Straight Talk About Children And Sport
C hildren have to be active every day. Physical activity stimulates
growth and leads to improved physical and emotional health. Today,
research shows that the importance of physical activity in children is
stronger than ever. For example, medical researchers have observed that highly
active children are less likely to suffer from high blood pressure, diabetes, cancer
of the colon, obesity, and coronary heart disease later in life.
Exercise is also known to relieve stress. Some children experience as much
stress, depression, and anxiety as adults do. And because exercise improves
health, a fit child is more likely to be well-rested and mentally sharp. Even
moderate physical activity has been shown to improve a child’s skill at
arithmetic, reading, and memorization.
But sport, not just exercise, gives a child more than just physical well-being;
it contributes to a child’s development both psychologically and socially. Sport
psychologist Dr. Glyn Roberts of the University of Illinois has worked primarily
in children’s sport for the last two decades. He emphasizes that sport is an
important learning environment for children.
“Sport can affect a child’s development of self-esteem and self-worth,” explains
Roberts. “It is also within sport that peer status and peer acceptance is
established and developed.”
One way children gain acceptance by their peers is to be good at activities
valued by other children, says Roberts. Research shows that children would
rather play sports than do anything else. A study conducted in the United States
showed that high school boys and girls would rather be better at sports than in
academic subjects. The same study showed that high school boys would rather
fail in class than be incompetent on the playing field.
Because sport is important to children, being good at sports is a strong social
asset. Young boys in particular use sports and games to measure themselves
against their friends. Children who are competent at sports are more easily
accepted by children of their own age, and are more likely to be team captains
and group leaders. Such children usually have better social skills.
The primary goal of parents and coaches is to help children find the success in
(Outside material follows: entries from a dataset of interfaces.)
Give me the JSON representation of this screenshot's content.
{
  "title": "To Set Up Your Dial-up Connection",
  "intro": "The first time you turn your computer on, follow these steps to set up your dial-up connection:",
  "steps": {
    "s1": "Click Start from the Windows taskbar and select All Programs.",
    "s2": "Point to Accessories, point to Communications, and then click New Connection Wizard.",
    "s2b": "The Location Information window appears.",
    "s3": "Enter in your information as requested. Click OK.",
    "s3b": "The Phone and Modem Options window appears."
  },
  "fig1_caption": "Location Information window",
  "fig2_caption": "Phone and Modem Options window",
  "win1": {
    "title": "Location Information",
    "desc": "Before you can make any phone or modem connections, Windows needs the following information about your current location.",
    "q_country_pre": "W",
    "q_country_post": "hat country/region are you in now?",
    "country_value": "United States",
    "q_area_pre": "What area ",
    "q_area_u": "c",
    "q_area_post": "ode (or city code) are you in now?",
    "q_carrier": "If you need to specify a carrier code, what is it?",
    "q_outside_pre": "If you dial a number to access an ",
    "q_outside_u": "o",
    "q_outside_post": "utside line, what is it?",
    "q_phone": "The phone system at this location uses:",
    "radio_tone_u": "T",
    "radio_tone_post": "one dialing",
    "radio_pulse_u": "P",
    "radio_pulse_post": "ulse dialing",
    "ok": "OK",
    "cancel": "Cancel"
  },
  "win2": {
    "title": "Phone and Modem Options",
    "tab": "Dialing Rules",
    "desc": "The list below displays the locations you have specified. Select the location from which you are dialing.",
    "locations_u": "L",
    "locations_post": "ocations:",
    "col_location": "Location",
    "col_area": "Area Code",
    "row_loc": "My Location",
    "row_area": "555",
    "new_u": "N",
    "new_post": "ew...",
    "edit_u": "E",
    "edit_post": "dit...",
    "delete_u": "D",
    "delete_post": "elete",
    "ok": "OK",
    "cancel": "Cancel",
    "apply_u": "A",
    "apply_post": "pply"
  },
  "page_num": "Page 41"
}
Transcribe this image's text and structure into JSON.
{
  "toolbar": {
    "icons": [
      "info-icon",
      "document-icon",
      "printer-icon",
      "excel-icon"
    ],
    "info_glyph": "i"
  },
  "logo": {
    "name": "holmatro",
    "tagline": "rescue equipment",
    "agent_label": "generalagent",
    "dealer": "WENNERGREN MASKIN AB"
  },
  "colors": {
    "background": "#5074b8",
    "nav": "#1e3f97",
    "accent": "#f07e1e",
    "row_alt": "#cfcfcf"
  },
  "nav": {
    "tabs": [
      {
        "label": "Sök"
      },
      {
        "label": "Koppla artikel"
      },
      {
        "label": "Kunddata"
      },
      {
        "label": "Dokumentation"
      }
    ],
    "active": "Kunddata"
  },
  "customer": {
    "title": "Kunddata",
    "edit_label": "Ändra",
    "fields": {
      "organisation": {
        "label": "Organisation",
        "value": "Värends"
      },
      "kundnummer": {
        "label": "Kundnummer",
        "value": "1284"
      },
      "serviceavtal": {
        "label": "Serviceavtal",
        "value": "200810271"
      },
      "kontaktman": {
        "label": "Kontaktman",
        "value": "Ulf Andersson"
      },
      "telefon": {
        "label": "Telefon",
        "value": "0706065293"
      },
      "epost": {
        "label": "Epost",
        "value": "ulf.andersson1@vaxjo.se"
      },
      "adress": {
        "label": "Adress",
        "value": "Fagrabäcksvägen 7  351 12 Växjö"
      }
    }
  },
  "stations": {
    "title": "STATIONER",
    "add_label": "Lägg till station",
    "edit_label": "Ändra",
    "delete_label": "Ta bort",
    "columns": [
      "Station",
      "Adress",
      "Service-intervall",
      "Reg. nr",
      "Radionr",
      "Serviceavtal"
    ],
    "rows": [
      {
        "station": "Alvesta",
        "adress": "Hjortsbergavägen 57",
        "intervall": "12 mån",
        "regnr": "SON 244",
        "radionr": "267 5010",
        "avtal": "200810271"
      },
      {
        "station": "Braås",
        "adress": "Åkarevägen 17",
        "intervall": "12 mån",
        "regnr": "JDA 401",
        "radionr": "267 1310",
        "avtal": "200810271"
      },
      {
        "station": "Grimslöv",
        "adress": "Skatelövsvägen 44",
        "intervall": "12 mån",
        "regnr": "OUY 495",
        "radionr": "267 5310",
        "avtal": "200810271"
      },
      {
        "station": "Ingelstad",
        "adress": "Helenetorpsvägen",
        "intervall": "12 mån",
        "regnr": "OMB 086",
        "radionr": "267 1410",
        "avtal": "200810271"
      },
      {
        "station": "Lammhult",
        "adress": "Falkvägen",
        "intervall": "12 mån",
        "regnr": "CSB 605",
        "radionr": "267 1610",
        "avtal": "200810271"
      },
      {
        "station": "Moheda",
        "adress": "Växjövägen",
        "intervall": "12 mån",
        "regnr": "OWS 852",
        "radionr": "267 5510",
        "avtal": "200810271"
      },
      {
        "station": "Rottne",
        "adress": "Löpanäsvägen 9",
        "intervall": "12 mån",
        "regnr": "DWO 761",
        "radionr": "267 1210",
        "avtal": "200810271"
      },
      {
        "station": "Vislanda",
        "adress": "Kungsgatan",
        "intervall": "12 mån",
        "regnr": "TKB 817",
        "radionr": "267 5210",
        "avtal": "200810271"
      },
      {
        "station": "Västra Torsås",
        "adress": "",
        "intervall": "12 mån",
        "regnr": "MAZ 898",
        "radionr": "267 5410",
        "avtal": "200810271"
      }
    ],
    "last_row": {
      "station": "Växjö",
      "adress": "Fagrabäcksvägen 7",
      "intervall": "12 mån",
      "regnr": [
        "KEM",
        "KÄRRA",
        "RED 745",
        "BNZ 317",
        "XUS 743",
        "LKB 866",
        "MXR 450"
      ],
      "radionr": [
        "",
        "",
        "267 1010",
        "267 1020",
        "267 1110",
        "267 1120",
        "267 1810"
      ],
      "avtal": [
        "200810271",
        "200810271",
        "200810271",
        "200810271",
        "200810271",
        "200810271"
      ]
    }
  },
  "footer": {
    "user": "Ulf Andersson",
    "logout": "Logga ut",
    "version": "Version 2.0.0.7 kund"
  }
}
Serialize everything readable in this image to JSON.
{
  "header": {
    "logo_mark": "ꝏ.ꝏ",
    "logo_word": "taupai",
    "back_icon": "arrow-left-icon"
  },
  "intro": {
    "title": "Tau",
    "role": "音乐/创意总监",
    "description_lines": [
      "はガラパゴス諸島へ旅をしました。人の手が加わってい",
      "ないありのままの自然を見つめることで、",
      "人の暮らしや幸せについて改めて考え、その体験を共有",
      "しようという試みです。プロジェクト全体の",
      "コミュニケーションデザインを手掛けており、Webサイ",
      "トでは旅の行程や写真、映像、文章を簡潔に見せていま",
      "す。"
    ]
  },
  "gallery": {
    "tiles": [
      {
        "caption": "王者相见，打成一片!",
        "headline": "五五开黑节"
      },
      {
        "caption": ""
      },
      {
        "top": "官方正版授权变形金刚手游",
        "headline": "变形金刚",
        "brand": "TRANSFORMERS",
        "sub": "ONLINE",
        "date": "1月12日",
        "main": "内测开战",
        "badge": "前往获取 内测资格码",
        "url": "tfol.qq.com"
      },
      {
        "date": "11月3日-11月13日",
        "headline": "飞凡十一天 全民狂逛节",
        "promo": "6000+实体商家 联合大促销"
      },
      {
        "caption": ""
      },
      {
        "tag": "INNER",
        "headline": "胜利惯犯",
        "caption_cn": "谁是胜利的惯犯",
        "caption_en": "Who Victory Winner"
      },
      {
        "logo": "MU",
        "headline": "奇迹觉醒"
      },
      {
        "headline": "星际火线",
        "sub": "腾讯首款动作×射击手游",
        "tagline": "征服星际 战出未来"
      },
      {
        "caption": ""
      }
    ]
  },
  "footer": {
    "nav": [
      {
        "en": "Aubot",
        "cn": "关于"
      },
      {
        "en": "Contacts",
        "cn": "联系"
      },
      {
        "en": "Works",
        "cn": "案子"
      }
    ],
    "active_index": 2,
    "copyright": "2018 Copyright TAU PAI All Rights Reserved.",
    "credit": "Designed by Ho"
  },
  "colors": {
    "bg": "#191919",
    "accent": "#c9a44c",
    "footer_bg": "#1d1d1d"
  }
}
sport they need to make them feel valued and wanted. Every child can be
successful at one sport or another. Take the time to find the sports that are right
for each child.
3 Children and Sport: An Introduction